Cymande (pronounced sah-mahn-day) is a British funk group that was originally active in the early 1970s. The band name derives from a calypso word for "dove", which symbolises peace and love; it is also the title of one of their best-known songs. With a membership deriving from several Caribbean nations, Cymande were noted for an eclectic mix of funk, soul, reggae, rock, African music, calypso, and jazz that they called "nyah-rock". The band formed in 1971 and released three albums before disbanding in 1974. After gaining newfound popularity when their music was sampled by many notable rap artists, Cymande reformed in the 2010s.

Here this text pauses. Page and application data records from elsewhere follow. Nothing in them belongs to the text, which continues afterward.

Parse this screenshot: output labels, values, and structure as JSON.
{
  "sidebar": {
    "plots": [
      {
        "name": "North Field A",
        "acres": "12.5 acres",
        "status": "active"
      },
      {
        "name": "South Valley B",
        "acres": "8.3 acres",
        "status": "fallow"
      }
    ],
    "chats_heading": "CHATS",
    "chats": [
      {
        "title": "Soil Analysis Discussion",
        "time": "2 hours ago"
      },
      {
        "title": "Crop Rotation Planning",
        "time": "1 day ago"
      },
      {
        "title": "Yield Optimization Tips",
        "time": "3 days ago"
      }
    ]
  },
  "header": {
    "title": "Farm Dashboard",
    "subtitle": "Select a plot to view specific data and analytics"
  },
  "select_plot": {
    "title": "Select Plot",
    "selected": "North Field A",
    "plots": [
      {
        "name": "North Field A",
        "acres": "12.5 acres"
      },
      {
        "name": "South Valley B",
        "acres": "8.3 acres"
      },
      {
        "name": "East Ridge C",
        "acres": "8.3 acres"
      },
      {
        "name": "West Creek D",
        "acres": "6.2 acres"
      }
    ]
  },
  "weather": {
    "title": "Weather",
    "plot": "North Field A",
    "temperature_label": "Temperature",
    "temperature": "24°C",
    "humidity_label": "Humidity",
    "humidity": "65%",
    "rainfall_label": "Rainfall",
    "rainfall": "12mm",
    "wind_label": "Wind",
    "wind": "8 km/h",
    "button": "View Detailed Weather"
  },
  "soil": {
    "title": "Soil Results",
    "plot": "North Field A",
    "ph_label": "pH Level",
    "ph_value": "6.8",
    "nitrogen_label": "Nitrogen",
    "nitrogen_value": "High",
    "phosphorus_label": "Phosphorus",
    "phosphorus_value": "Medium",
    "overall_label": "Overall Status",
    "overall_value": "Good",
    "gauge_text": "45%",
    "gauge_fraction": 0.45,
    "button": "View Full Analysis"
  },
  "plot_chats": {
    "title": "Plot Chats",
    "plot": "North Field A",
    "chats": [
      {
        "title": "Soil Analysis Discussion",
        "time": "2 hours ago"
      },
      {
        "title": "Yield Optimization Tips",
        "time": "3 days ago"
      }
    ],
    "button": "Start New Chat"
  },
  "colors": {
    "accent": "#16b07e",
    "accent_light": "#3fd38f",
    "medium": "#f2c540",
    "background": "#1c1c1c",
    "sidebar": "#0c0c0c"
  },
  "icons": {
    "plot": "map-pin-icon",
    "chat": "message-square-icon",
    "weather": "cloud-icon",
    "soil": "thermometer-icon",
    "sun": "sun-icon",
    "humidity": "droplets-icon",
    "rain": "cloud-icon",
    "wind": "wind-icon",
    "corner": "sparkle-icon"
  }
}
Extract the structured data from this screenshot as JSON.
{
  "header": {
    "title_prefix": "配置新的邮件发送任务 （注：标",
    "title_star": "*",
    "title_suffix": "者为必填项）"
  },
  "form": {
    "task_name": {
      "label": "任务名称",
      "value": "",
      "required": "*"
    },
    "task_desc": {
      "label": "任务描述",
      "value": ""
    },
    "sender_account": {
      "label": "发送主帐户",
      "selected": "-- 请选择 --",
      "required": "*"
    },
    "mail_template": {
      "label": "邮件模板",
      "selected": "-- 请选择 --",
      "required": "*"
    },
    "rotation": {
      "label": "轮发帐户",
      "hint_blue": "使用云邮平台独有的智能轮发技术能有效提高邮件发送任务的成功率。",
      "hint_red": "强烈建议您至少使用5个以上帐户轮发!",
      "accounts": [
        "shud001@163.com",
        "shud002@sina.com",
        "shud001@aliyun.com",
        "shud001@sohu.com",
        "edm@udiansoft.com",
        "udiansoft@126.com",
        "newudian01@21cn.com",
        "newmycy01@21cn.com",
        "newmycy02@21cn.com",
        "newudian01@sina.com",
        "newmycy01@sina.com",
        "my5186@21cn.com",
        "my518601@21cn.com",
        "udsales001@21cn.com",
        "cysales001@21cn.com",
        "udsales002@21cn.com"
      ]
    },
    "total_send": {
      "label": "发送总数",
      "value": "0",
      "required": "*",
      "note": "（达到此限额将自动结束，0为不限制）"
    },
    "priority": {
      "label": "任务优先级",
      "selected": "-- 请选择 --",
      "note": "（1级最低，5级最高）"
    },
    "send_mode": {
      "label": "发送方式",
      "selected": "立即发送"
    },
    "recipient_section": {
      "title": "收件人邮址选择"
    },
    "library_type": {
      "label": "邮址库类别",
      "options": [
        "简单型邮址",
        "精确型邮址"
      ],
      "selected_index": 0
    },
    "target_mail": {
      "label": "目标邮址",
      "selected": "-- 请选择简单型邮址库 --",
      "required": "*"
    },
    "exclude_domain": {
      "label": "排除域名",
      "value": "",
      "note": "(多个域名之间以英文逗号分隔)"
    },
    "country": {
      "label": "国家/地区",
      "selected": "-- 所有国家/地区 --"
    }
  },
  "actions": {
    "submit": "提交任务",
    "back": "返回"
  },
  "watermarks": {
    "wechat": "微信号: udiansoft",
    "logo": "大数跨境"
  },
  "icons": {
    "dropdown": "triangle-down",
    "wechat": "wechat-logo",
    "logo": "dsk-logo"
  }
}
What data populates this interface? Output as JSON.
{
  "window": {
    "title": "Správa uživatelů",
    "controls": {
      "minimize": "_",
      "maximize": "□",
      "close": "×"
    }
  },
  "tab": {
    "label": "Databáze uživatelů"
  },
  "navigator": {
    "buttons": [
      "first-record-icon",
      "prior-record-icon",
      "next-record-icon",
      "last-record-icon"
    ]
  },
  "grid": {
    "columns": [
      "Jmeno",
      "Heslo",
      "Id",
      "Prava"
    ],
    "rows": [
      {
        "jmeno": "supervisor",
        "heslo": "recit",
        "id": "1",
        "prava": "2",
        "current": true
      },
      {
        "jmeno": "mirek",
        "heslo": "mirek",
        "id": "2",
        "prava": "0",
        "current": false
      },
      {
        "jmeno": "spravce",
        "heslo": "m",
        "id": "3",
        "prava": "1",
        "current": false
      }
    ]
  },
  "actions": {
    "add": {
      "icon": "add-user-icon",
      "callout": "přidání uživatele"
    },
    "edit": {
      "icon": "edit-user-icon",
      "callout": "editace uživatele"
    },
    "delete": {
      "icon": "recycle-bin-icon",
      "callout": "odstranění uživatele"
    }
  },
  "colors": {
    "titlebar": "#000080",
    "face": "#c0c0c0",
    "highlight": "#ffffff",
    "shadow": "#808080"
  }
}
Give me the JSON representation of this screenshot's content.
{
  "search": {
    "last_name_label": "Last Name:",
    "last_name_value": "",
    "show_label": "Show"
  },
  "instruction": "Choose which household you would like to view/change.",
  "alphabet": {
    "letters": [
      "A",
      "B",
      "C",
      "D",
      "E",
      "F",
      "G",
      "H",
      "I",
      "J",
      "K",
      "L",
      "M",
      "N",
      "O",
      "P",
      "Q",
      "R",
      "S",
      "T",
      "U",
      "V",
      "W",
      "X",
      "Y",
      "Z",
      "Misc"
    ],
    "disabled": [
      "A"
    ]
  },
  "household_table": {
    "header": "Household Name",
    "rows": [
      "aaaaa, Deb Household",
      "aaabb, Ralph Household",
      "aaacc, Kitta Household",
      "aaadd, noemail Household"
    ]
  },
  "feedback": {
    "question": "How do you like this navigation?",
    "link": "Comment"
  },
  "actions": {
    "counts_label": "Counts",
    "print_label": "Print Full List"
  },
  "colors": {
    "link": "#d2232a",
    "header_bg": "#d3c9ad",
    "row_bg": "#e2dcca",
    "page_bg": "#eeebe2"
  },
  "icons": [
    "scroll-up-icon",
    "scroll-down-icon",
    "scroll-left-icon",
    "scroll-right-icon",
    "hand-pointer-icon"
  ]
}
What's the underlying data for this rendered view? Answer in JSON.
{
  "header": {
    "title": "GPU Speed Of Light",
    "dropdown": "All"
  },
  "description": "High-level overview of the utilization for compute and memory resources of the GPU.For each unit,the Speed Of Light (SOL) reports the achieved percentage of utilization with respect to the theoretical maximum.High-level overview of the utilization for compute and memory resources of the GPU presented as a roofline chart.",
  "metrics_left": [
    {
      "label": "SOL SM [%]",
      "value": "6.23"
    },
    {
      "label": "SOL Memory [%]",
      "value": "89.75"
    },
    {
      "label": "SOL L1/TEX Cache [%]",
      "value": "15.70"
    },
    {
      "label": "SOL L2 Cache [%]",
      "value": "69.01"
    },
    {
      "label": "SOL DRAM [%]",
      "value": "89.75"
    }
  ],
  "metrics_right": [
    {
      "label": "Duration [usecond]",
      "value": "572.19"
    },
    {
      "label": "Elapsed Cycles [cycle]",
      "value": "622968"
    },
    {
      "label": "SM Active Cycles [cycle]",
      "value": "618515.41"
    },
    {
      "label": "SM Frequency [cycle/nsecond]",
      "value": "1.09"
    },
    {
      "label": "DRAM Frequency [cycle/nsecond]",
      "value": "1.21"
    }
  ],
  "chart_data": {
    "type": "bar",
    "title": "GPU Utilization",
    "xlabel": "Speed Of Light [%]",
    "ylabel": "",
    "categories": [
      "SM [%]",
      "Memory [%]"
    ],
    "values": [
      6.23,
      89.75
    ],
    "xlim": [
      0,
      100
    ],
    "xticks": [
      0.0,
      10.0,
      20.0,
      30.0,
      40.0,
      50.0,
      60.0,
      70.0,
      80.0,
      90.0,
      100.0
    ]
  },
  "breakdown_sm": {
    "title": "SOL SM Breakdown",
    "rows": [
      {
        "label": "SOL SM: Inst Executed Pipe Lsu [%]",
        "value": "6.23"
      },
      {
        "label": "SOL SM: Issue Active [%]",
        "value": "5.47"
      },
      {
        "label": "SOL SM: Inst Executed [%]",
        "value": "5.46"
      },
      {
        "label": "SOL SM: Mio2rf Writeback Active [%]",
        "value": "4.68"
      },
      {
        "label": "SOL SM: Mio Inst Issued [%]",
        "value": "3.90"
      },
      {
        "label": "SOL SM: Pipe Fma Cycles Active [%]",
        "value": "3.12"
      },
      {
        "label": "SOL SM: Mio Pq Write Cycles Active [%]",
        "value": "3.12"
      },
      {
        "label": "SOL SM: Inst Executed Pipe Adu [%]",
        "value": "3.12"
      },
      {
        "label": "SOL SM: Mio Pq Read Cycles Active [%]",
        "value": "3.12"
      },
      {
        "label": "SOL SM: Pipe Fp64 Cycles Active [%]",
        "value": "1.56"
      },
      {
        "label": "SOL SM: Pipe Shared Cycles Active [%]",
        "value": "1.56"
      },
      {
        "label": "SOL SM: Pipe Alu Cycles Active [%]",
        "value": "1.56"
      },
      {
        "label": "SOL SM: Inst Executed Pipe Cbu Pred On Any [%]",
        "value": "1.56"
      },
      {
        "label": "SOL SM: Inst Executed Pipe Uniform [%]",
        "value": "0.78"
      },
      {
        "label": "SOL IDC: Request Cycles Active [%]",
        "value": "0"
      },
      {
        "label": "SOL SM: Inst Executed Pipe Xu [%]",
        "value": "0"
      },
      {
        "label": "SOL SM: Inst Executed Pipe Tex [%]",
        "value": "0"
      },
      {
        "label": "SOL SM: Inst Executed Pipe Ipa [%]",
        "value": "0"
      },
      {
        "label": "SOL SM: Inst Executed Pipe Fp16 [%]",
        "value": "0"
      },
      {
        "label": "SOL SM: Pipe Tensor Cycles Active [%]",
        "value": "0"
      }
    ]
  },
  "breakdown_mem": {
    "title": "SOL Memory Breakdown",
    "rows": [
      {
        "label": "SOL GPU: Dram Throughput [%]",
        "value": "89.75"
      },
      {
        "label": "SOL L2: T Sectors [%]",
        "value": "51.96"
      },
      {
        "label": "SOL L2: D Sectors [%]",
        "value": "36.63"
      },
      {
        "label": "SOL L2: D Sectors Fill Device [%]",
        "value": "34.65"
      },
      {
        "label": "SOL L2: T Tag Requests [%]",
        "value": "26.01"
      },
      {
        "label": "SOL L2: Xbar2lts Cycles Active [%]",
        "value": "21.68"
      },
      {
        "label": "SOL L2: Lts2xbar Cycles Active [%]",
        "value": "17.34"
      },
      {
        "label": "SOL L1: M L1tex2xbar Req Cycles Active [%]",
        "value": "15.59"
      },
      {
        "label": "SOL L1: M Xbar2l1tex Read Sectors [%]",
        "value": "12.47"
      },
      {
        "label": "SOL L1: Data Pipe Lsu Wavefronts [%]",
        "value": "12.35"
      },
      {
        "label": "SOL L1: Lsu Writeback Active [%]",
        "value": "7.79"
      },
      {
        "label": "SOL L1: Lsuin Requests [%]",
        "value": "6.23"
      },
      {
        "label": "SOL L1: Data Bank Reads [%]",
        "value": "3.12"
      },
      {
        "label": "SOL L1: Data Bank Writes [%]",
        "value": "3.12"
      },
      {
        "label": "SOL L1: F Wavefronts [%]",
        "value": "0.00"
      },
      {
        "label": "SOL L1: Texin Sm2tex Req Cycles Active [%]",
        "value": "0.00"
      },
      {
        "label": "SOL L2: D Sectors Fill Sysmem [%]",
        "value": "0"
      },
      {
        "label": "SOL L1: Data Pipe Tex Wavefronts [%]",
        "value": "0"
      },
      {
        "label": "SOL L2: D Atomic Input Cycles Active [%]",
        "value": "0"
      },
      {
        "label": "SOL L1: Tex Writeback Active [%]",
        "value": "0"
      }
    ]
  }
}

Cymande was formed by bassist Steve Scipio and guitarist Patrick Patterson in London, England in 1971. Scipio and Patterson had previously played together in a jazz fusion group called Meta, in which they picked up additional influences from a Nigerian bandmate. Cymande variously had either eight or nine members in its original incarnation, and also included singer/percussionist Ray King, saxophonist Derek Gibbs, conga player Pablo Gonsales, singer/percussionist Joey Dee, saxophonist Peter Serreo, drummer Sam Kelly, and flautist/percussionist Mike Rose. All were members of the Afro-Caribbean diaspora community in London, originating in nations including Guyana, Jamaica, and Saint Vincent.
Cymande was discovered by British R&B producer John Schroeder while they played in a basement club in Soho in 1971. Schroeder recorded some demos and convinced Janus Records to sign the group. Their first single "The Message" reached the Billboard Hot 100 and Hot R&B charts in the United States. Their self-titled debut album was released in 1972 and also reached the Billboard pop and R&B albums charts in the United States. During this period the group toured the United States successfully; their wide-ranging sound was illustrated by invitations to tour with soul singer Al Green, funk-rock band Mandrill, and jazz musician Ramsey Lewis.
In 1973 they made history as the first British band to headline the Apollo Theater in New York, and they also performed on Soul Train. However they achieved little notice in their home country. The album Second Time Round, featuring newly politicized lyrics, was released in 1973, and their third album Promised Heights was released in 1974. A lack of notice from the British music industry caused the group to break up in 1974. A fourth album titled Arrival was recorded during this period but was not released until 1981.
Rediscovery and reunions
After a period of obscurity, Cymande's music was rediscovered in the 1980s and 1990s. Some of their songs were deconstructed and used as breakbeats by early hip-hop DJs Kool Herc and Grandmaster Flash. The British rare groove scene of the 1980s was openly influenced by Cymande. By the late 1980s they were being sampled regularly by rap artists, starting with De La Soul on their 3 Feet High and Rising album, plus EPMD, The KLF, MC Solaar, Heavy D, and many others. An unauthorized sample of "Dove" by The Fugees resulted in a lucrative copyright infringement settlement for Scipio and Patterson. Additional recognition arrived in 1994 when Spike Lee used the Cymande song "Bra" in his film Crooklyn; Lee used the same song in his 2002 film 25th Hour.
Thanks to ongoing recognition of their early 1970s original works by more modern fans, Cymande reformed with most of its original members for a one-off show in 2006. A fuller reunion commenced in 2012. Their original producer John Schroeder was recruited as well, and plans were announced for a new album. The group completed several one-off shows in the next few years, with all nine original members eventually contributing at various times, alongside some new sidemen. Cymande released A Simple Act of Faith in 2015 – the band's first new album in 41 years. In 2016 the group completed a short tour of the United States, where it had not played since 1973.